Abysia with this build is competitive with any other nation of the era. It has an incredibly strong early game, capable of outright rushing many nations. It has a very sharp research progression, with strong power spikes in multiple schools available very early and the ability to rapidly accelerate its research with boosters and early infrastructure. Because of its unmatched expansion, it can acquire independent mages to counteract enemy spells that might otherwise counter it. Abysia's late game remains among the best in the game, even with death scales, thanks to its deep blood power and ability to effectively use whatever gem resources it finds when it conquers other nations. Finally, its ability to recruit Holy 3 mages in any fort and powerful magic phase tools allows it to quickly claim the Thrones of Ascension that you need to win once you have attained enough of an advantage to do so.
windrider03 Mar 18, 2022 @ 3:13am 
Excellent guide. The build is vulnerable to tramplers. Fortunately MA recruitable tramplers are not too dangerous in early game. However, beware of awake bulls and Mother of Earth! : )
stun Mar 10, 2022 @ 6:56pm 
this build is so fucking bad lol
Sy  [author] Feb 3, 2022 @ 10:17am 
You want to have 2 squads when expanding to prevent your priest from being hit by indies, and using only 3 lava warriors would leave one of them alone in its square. 4 abysians+3 lava warriors gets you 3 full squares - 2 lava warriors, a lava warrior and an abysian, and 3 abysians.
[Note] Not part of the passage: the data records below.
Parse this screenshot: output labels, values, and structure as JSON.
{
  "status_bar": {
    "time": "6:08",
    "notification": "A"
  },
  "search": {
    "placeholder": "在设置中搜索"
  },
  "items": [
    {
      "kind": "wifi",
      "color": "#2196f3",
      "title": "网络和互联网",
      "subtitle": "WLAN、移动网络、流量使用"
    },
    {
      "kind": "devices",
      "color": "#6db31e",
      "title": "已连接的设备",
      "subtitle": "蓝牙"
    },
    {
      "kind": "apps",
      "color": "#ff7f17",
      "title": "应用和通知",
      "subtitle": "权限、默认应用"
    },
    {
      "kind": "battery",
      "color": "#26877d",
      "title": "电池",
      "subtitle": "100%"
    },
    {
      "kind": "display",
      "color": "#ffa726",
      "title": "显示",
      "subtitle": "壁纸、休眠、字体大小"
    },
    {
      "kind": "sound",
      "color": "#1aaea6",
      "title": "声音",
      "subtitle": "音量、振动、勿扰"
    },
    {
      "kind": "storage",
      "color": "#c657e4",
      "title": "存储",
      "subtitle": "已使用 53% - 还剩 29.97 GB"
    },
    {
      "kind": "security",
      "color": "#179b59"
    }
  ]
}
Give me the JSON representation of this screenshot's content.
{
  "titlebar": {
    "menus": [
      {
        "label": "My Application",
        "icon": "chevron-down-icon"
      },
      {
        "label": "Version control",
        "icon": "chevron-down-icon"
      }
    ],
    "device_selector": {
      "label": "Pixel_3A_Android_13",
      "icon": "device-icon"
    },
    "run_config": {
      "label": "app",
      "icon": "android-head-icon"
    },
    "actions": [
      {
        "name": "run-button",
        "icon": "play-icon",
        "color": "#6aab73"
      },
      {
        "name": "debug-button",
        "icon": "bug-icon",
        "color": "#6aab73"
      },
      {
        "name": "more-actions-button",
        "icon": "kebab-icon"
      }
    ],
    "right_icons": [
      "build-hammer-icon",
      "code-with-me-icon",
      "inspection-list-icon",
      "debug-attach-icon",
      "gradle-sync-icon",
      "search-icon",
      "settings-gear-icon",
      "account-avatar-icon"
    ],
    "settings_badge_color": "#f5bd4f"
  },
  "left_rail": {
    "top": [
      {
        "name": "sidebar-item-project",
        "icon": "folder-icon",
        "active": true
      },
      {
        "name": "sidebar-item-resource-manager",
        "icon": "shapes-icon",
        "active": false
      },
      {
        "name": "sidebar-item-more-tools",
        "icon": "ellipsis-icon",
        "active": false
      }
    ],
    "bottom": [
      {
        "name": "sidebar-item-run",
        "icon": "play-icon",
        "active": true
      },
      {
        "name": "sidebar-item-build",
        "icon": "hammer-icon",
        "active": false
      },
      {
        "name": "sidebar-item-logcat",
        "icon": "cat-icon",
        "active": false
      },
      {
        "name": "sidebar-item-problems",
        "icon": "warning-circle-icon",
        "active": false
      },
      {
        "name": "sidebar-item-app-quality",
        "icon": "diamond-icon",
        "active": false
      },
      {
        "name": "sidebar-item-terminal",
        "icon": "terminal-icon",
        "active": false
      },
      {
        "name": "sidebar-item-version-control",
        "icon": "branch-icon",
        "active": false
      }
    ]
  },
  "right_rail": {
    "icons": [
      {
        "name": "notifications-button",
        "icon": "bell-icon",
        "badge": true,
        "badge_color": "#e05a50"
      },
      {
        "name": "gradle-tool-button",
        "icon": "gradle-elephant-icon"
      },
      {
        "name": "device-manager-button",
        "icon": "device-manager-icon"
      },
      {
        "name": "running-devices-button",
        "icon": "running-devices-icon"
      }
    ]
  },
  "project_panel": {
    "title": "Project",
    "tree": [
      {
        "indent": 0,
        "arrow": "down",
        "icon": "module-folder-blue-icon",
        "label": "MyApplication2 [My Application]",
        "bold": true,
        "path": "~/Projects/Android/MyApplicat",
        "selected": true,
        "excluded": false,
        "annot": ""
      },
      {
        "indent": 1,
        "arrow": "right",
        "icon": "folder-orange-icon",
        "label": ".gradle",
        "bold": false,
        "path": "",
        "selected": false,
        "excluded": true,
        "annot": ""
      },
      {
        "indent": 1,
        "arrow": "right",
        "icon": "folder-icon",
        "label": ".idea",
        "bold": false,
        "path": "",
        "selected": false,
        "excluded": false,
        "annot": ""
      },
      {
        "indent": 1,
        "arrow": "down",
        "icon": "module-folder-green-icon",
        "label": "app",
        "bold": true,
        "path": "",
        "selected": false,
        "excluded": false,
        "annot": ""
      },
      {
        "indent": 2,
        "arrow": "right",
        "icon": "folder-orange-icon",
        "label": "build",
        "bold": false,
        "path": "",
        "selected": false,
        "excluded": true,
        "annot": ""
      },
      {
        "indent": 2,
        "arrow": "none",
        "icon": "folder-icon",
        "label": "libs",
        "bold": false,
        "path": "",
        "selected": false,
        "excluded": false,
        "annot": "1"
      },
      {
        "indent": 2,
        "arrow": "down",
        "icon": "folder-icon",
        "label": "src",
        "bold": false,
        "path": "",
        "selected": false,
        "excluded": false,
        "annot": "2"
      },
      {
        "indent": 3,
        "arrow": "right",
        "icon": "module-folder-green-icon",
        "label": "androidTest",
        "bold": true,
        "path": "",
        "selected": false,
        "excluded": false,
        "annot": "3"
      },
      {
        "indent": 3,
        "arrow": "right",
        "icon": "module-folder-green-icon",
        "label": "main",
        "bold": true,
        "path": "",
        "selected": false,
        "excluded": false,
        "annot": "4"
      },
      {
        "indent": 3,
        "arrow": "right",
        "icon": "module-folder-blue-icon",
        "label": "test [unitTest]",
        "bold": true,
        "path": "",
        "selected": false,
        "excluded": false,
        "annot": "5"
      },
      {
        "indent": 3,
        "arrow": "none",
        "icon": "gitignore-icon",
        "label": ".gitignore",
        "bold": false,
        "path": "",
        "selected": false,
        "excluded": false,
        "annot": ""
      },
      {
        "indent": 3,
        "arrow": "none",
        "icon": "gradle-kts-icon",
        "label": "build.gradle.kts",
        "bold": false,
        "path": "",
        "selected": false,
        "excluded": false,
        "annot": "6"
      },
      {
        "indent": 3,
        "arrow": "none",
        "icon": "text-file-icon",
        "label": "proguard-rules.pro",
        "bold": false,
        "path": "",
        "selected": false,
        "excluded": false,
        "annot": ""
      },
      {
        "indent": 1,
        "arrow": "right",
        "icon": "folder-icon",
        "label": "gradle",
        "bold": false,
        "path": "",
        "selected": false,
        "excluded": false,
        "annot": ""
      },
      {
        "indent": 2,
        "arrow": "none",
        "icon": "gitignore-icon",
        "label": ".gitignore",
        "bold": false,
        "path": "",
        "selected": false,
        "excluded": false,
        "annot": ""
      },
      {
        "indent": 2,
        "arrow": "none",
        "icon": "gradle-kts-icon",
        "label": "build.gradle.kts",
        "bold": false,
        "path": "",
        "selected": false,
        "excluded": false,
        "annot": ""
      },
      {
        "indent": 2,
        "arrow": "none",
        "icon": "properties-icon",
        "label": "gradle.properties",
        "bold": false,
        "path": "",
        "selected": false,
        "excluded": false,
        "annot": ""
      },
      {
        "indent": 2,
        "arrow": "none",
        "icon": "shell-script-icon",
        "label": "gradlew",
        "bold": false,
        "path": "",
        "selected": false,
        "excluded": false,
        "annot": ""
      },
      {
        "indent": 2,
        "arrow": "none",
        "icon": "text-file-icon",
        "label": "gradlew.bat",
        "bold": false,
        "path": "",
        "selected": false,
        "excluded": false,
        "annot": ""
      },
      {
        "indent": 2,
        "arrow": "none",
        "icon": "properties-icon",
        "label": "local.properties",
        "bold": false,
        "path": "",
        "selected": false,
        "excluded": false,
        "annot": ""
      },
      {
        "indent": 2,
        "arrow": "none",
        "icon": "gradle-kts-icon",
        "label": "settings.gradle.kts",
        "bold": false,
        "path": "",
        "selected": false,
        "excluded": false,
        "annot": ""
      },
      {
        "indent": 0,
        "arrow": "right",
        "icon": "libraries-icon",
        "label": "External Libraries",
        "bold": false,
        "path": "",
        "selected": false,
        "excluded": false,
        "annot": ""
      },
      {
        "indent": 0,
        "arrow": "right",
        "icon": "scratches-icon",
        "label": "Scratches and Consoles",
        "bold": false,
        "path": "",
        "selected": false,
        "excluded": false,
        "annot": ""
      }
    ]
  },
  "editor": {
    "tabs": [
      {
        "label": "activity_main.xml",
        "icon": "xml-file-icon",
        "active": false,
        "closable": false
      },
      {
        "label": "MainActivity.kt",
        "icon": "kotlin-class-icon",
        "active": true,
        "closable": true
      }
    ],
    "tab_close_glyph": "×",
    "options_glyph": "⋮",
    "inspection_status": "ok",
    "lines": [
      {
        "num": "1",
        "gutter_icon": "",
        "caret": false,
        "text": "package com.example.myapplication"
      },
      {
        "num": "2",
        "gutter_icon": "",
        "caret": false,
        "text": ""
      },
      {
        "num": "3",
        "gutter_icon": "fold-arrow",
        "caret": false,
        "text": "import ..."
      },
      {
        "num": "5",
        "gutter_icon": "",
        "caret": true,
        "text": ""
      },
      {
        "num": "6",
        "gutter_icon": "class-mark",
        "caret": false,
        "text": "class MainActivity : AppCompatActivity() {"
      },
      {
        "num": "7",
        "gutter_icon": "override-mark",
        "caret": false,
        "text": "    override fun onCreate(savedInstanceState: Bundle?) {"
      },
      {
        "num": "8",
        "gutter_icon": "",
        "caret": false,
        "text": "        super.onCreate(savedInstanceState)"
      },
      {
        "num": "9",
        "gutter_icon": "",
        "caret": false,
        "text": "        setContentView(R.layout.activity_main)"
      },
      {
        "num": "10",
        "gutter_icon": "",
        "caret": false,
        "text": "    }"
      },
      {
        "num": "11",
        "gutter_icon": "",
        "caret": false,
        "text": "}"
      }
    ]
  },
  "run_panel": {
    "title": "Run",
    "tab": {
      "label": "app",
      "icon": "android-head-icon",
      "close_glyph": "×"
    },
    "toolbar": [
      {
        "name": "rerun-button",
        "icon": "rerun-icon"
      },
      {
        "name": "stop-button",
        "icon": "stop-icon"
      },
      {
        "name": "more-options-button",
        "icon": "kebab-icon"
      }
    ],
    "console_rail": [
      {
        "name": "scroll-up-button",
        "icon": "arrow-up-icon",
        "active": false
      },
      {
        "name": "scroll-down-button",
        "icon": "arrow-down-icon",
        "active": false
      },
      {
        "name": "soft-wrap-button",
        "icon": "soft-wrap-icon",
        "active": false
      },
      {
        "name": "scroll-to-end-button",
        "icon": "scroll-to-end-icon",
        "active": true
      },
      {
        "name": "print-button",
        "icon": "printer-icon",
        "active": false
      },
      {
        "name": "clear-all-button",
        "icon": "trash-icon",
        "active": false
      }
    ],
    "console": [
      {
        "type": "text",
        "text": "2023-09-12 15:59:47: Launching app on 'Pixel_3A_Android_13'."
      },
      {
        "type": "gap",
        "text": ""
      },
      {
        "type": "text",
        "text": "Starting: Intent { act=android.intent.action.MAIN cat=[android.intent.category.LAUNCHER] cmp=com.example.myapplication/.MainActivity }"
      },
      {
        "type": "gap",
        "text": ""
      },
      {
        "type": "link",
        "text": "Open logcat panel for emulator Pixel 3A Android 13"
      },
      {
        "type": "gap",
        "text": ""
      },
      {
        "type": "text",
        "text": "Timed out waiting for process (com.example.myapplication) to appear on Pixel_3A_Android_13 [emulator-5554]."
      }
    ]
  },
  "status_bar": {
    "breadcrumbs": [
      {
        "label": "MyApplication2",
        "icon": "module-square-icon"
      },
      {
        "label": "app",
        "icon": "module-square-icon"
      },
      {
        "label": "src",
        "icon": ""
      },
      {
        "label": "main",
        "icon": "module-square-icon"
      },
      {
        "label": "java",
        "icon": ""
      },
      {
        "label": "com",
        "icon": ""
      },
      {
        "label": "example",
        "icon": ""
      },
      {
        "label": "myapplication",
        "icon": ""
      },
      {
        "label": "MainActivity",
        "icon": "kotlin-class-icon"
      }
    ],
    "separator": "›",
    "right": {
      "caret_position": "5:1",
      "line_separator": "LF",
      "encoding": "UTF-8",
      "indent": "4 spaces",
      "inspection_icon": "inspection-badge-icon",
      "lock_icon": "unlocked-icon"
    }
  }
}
That's good enough to expand.
Sesleri Jan 31, 2022 @ 1:23pm 
>You will be able to afford only 3 Lava Warriors on your first turn, so you will want to leave 4 units >behind out of your starting army and expand with the remaining 26 units.

Could you explain reasoning here? And what does turn 2 expansion look like?
Kvist Feb 3, 2021 @ 11:36am 
Very good guide. I would love to see more of those.
Mali Belizec Jan 18, 2021 @ 12:13pm 
Great guide